[Dataset items]

------------------------

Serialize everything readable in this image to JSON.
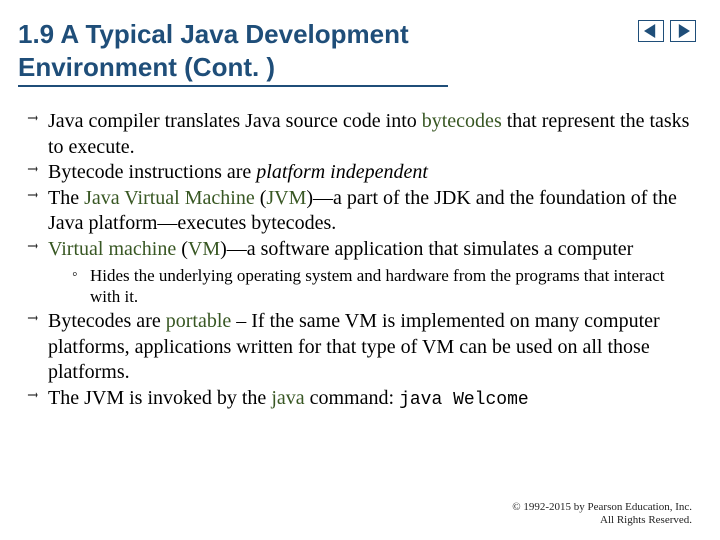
{
  "title": "1.9  A Typical Java Development Environment (Cont. )",
  "bullets": {
    "b1_a": "Java compiler translates Java source code into ",
    "b1_term": "bytecodes",
    "b1_b": " that represent the tasks to execute.",
    "b2_a": "Bytecode instructions are ",
    "b2_em": "platform independent",
    "b3_a": "The ",
    "b3_term1": "Java Virtual Machine",
    "b3_b": " (",
    "b3_term2": "JVM",
    "b3_c": ")—a part of the JDK and the foundation of the Java platform—executes bytecodes.",
    "b4_term1": "Virtual machine",
    "b4_a": " (",
    "b4_term2": "VM",
    "b4_b": ")—a software application that simulates a computer",
    "b4_sub": "Hides the underlying operating system and hardware from the programs that interact with it.",
    "b5_a": "Bytecodes are ",
    "b5_term": "portable",
    "b5_b": " – If the same VM is implemented on many computer platforms, applications written for that type of VM can be used on all those platforms.",
    "b6_a": "The JVM is invoked by the ",
    "b6_term": "java",
    "b6_b": " command: ",
    "b6_code": "java Welcome"
  },
  "footer": {
    "line1": "© 1992-2015 by Pearson Education, Inc.",
    "line2": "All Rights Reserved."
  }
}
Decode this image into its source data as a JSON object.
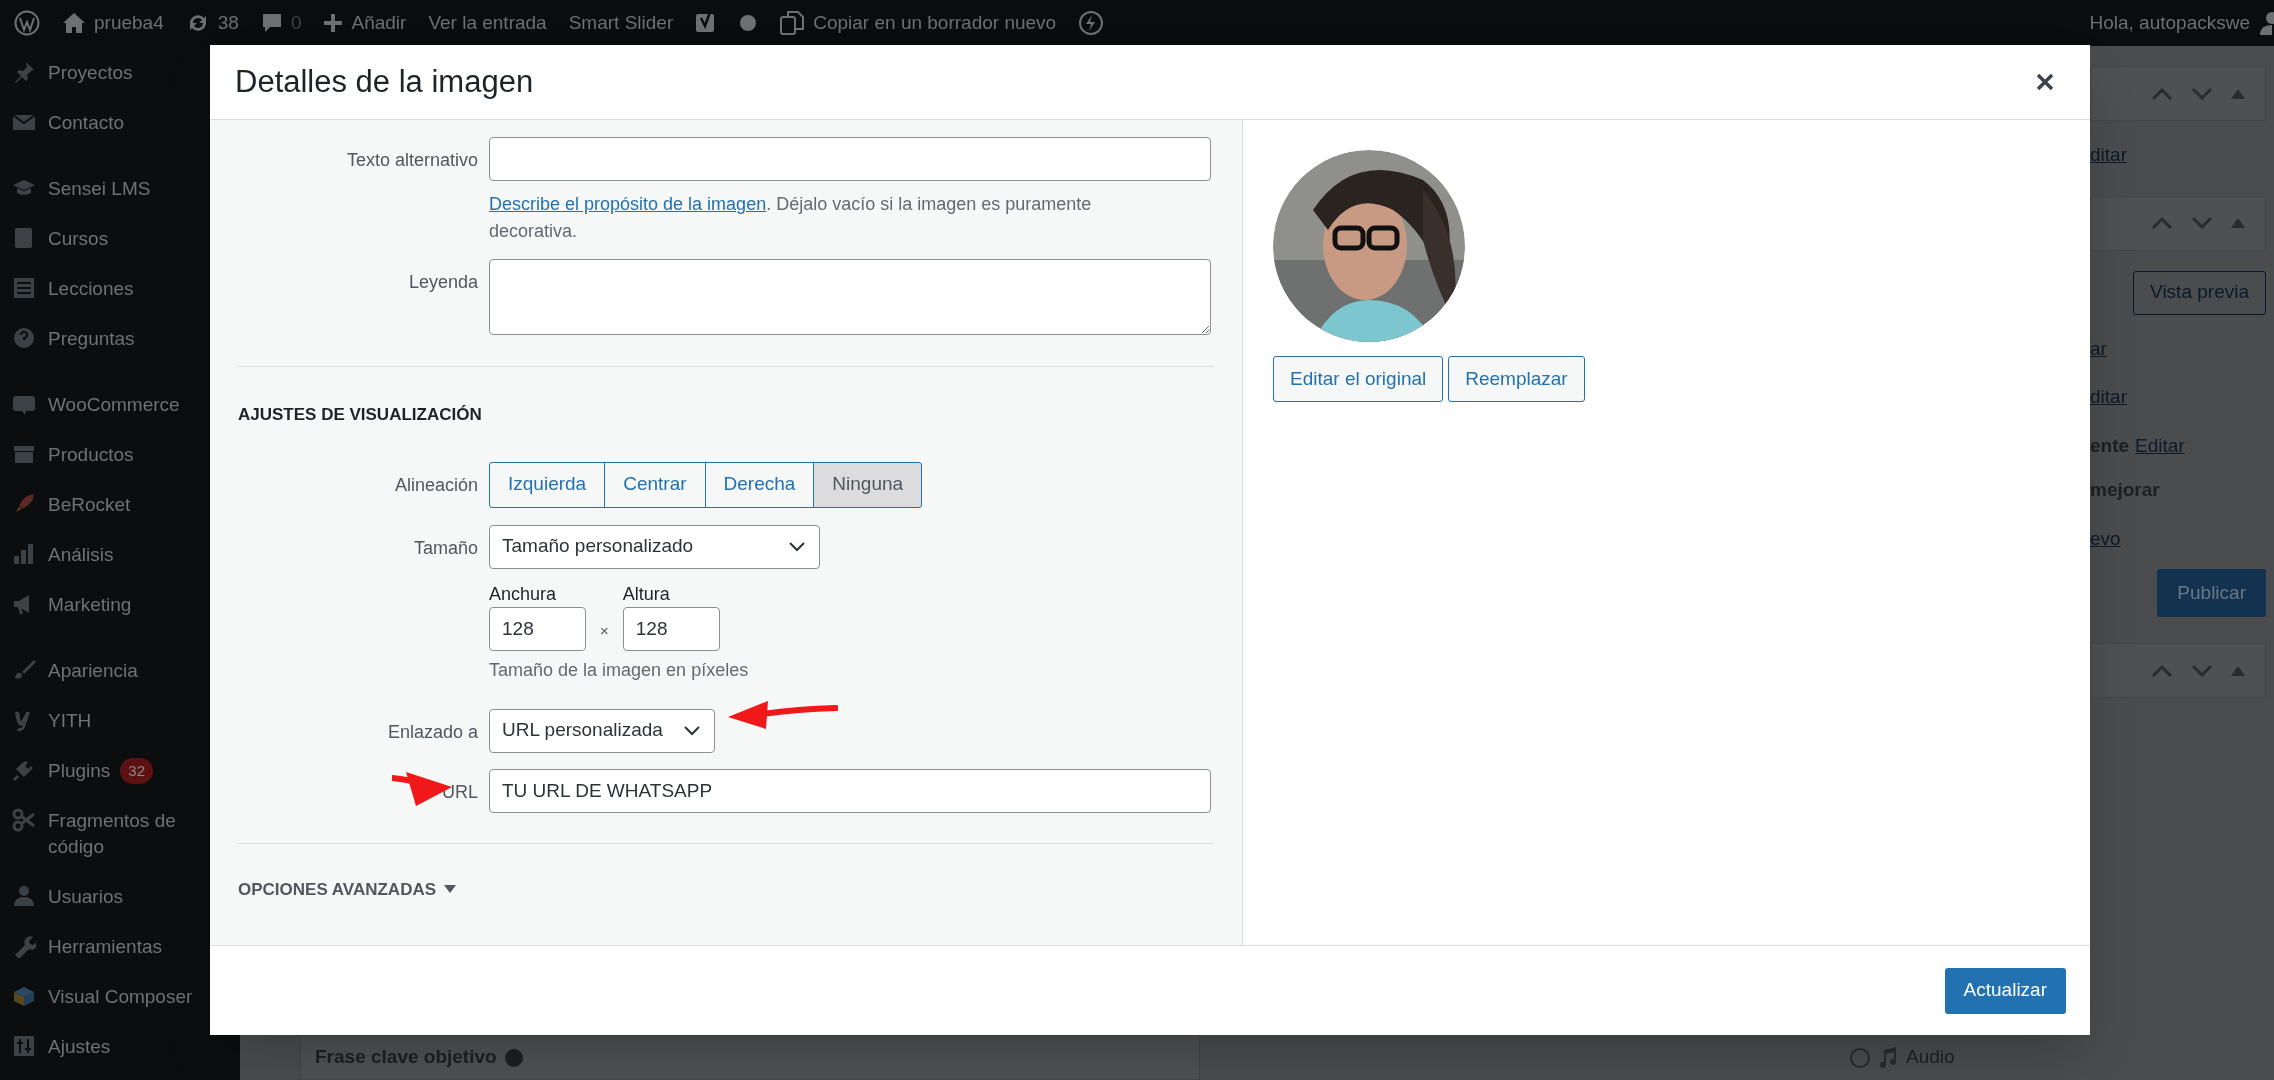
{
  "admin_bar": {
    "items": [
      {
        "kind": "logo"
      },
      {
        "kind": "site",
        "label": "prueba4"
      },
      {
        "kind": "updates",
        "label": "38"
      },
      {
        "kind": "comments",
        "label": "0"
      },
      {
        "kind": "new",
        "label": "Añadir"
      },
      {
        "kind": "text",
        "label": "Ver la entrada"
      },
      {
        "kind": "text",
        "label": "Smart Slider"
      },
      {
        "kind": "yoast"
      },
      {
        "kind": "dot"
      },
      {
        "kind": "copy",
        "label": "Copiar en un borrador nuevo"
      },
      {
        "kind": "bolt"
      }
    ],
    "greeting": "Hola, autopackswe"
  },
  "sidebar": {
    "groups": [
      [
        {
          "label": "Proyectos",
          "kind": "pin"
        },
        {
          "label": "Contacto",
          "kind": "mail"
        }
      ],
      [
        {
          "label": "Sensei LMS",
          "kind": "cap"
        },
        {
          "label": "Cursos",
          "kind": "book"
        },
        {
          "label": "Lecciones",
          "kind": "list"
        },
        {
          "label": "Preguntas",
          "kind": "help"
        }
      ],
      [
        {
          "label": "WooCommerce",
          "kind": "woo"
        },
        {
          "label": "Productos",
          "kind": "box"
        },
        {
          "label": "BeRocket",
          "kind": "rocket"
        },
        {
          "label": "Análisis",
          "kind": "bars"
        },
        {
          "label": "Marketing",
          "kind": "megaphone"
        }
      ],
      [
        {
          "label": "Apariencia",
          "kind": "brush"
        },
        {
          "label": "YITH",
          "kind": "yith"
        },
        {
          "label": "Plugins",
          "kind": "plug",
          "badge": "32"
        },
        {
          "label": "Fragmentos de código",
          "kind": "scissors"
        },
        {
          "label": "Usuarios",
          "kind": "user"
        },
        {
          "label": "Herramientas",
          "kind": "wrench"
        },
        {
          "label": "Visual Composer",
          "kind": "cube"
        },
        {
          "label": "Ajustes",
          "kind": "sliders"
        }
      ]
    ]
  },
  "background": {
    "right_fragments": [
      {
        "kind": "header"
      },
      {
        "kind": "link",
        "text": "ditar"
      },
      {
        "kind": "header"
      },
      {
        "kind": "button",
        "text": "Vista previa"
      },
      {
        "kind": "link",
        "text": "ar"
      },
      {
        "kind": "link",
        "text": "ditar"
      },
      {
        "kind": "mixed",
        "text": "ente",
        "link": "Editar"
      },
      {
        "kind": "bold",
        "text": "mejorar"
      },
      {
        "kind": "link",
        "text": "evo"
      },
      {
        "kind": "primary",
        "text": "Publicar"
      },
      {
        "kind": "header"
      }
    ],
    "focus_keyphrase": "Frase clave objetivo",
    "format_option": {
      "label": "Audio",
      "selected": false
    }
  },
  "modal": {
    "title": "Detalles de la imagen",
    "alt_text": {
      "label": "Texto alternativo",
      "help_link": "Describe el propósito de la imagen",
      "help_text": ". Déjalo vacío si la imagen es puramente decorativa."
    },
    "caption": {
      "label": "Leyenda"
    },
    "display_settings": {
      "heading": "AJUSTES DE VISUALIZACIÓN",
      "alignment": {
        "label": "Alineación",
        "options": [
          {
            "label": "Izquierda",
            "selected": false
          },
          {
            "label": "Centrar",
            "selected": false
          },
          {
            "label": "Derecha",
            "selected": false
          },
          {
            "label": "Ninguna",
            "selected": true
          }
        ]
      },
      "size": {
        "label": "Tamaño",
        "value": "Tamaño personalizado"
      },
      "dimensions": {
        "width_label": "Anchura",
        "width_value": "128",
        "separator": "×",
        "height_label": "Altura",
        "height_value": "128",
        "help": "Tamaño de la imagen en píxeles"
      },
      "link_to": {
        "label": "Enlazado a",
        "value": "URL personalizada"
      },
      "url": {
        "label": "URL",
        "value": "TU URL DE WHATSAPP"
      }
    },
    "advanced": {
      "label": "OPCIONES AVANZADAS",
      "expanded": false
    },
    "preview_buttons": [
      "Editar el original",
      "Reemplazar"
    ],
    "footer_button": "Actualizar"
  }
}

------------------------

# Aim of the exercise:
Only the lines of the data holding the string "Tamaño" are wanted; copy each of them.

# Solution to the problem:
        "label": "Tamaño",
        "value": "Tamaño personalizado"
        "help": "Tamaño de la imagen en píxeles"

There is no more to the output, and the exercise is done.